(Dataset records)
┏━━

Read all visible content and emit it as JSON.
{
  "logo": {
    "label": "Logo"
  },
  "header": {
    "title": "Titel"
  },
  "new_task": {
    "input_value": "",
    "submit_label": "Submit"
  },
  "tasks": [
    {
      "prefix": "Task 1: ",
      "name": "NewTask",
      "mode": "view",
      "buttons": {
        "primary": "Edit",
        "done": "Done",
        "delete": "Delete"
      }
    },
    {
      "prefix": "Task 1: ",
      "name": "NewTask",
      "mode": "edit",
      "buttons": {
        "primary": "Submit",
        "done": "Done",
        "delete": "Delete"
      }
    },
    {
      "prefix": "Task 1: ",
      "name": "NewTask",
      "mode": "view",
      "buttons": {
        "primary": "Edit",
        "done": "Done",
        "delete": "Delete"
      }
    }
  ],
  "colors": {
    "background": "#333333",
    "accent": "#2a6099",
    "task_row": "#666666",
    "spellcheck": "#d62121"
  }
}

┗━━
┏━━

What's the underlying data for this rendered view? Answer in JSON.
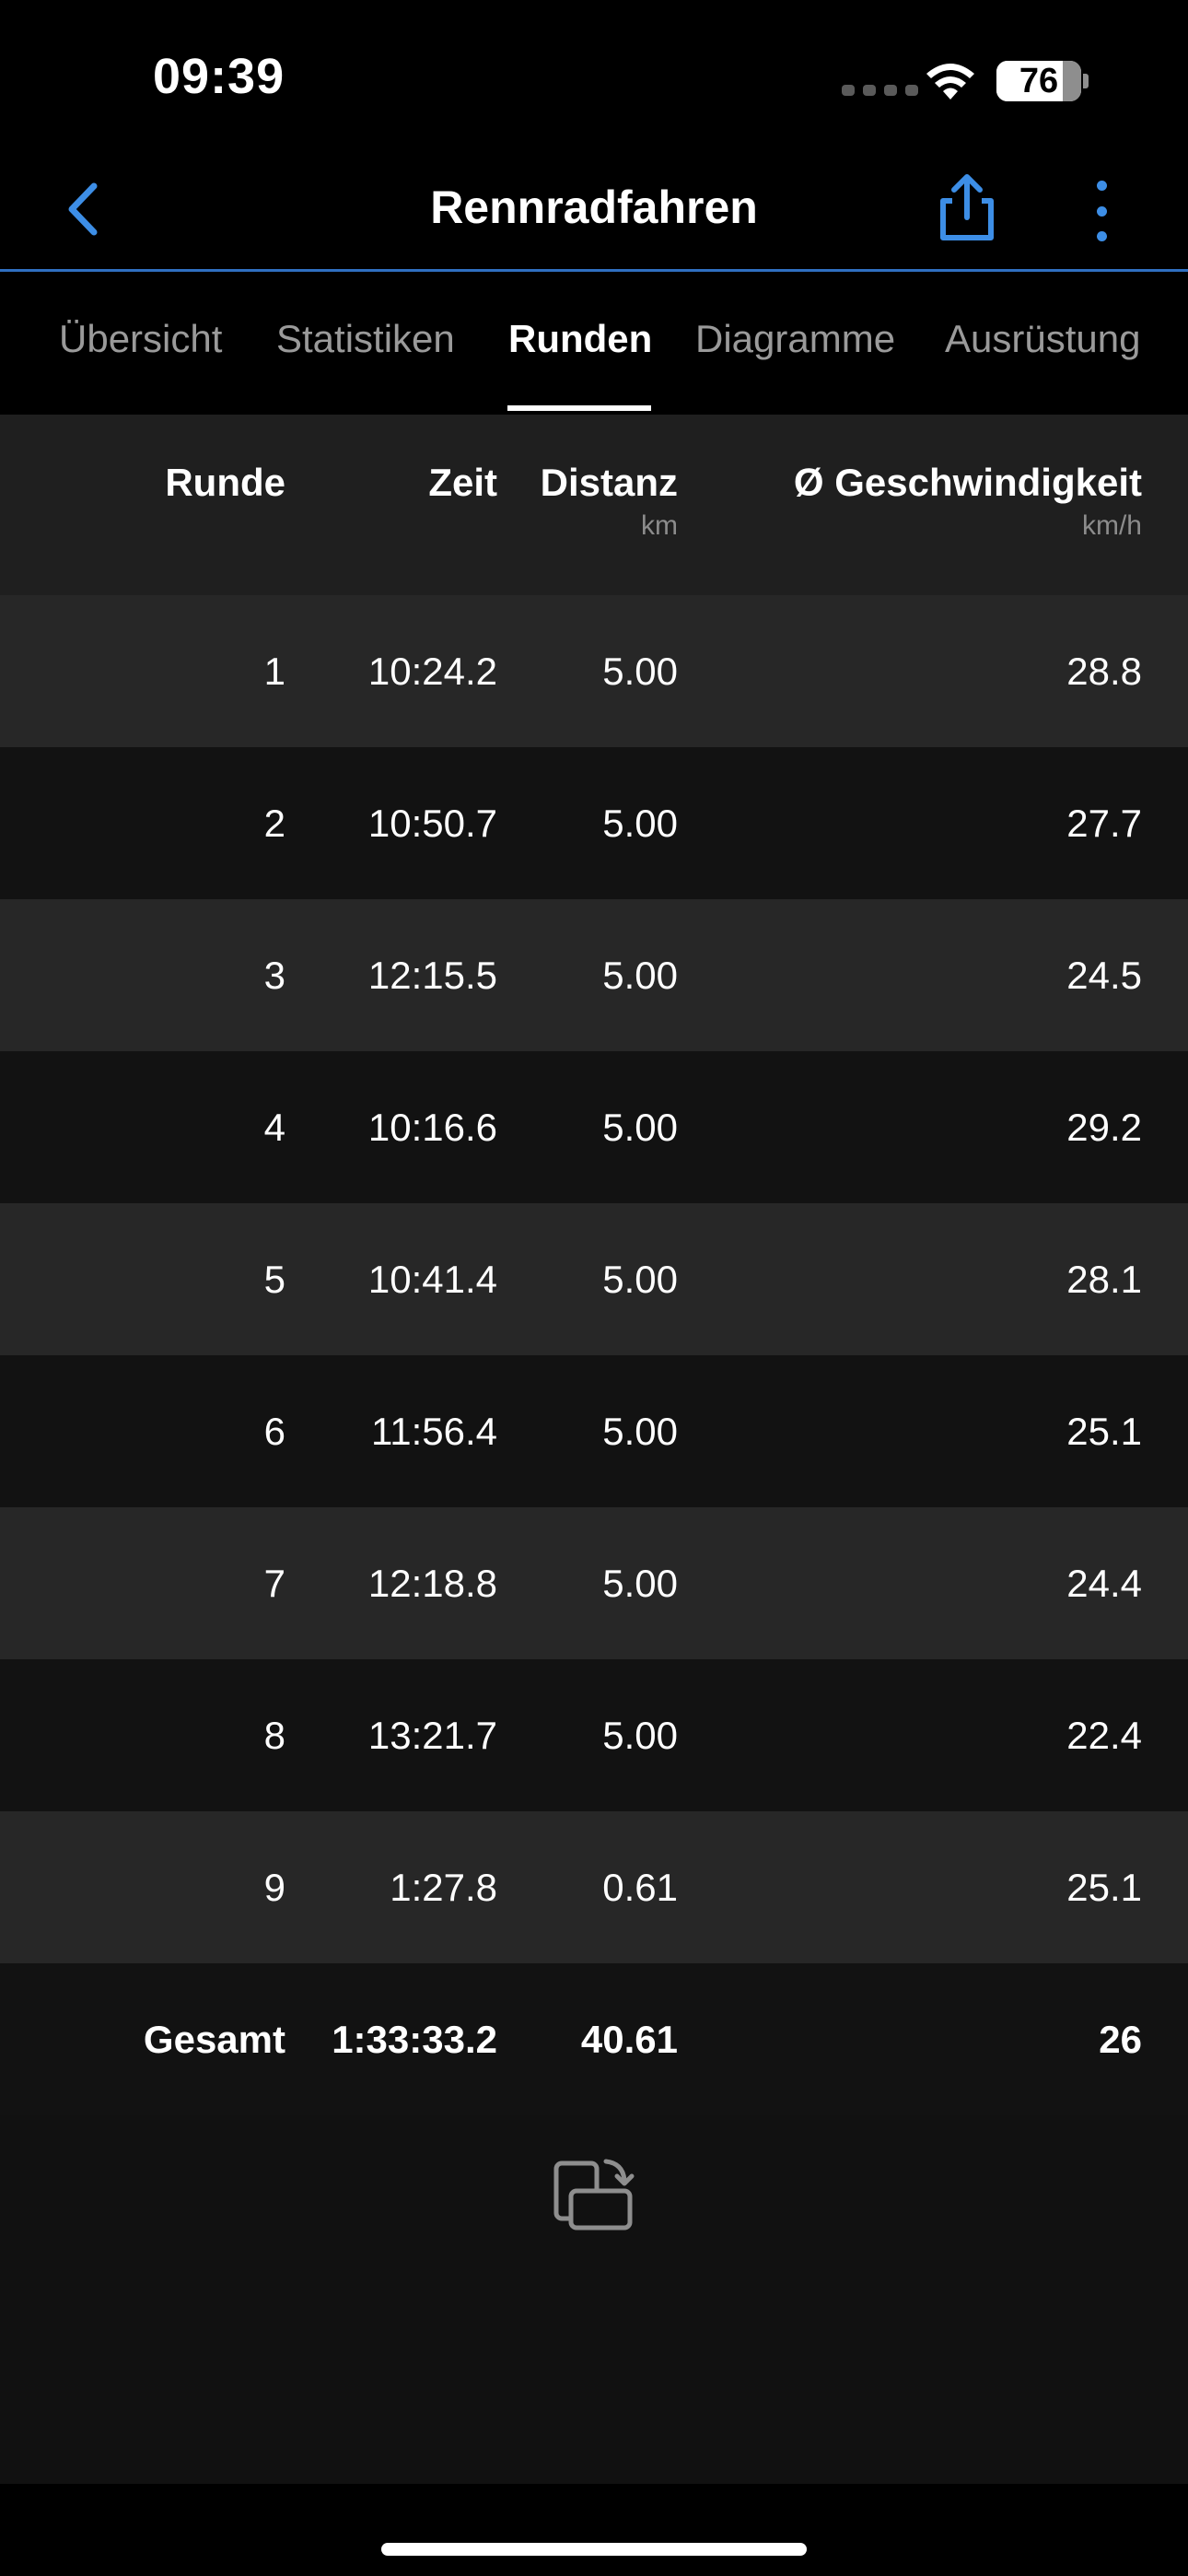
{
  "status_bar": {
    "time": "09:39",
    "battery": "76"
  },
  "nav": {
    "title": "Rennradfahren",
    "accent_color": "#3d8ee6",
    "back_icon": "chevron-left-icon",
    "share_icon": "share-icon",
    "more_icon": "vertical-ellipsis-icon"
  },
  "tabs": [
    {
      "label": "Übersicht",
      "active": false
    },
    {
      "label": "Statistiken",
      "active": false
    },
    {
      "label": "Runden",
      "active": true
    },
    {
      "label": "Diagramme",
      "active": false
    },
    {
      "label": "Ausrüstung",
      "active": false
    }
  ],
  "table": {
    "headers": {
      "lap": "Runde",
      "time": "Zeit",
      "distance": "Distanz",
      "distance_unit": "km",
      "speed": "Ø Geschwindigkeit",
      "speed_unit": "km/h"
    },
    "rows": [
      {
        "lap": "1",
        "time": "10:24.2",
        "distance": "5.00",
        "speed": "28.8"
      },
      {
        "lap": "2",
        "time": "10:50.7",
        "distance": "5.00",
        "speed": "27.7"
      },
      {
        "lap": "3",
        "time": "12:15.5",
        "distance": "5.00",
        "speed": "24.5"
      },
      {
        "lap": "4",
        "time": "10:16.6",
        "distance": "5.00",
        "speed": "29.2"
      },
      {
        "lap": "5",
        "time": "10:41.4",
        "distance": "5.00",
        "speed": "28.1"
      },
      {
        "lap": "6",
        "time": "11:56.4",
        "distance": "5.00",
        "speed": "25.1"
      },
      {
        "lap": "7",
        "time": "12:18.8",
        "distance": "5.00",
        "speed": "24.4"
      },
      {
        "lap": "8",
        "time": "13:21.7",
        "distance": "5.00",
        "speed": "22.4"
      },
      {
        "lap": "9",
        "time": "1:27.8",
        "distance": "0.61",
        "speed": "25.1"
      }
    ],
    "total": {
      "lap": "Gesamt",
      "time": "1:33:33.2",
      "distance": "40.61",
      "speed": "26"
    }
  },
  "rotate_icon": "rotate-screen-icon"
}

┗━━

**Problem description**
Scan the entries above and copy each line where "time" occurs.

**Answer to this exercise**
    "time": "09:39",
      "time": "Zeit",
        "time": "10:24.2",
        "time": "10:50.7",
        "time": "12:15.5",
        "time": "10:16.6",
        "time": "10:41.4",
        "time": "11:56.4",
        "time": "12:18.8",
        "time": "13:21.7",
        "time": "1:27.8",
      "time": "1:33:33.2",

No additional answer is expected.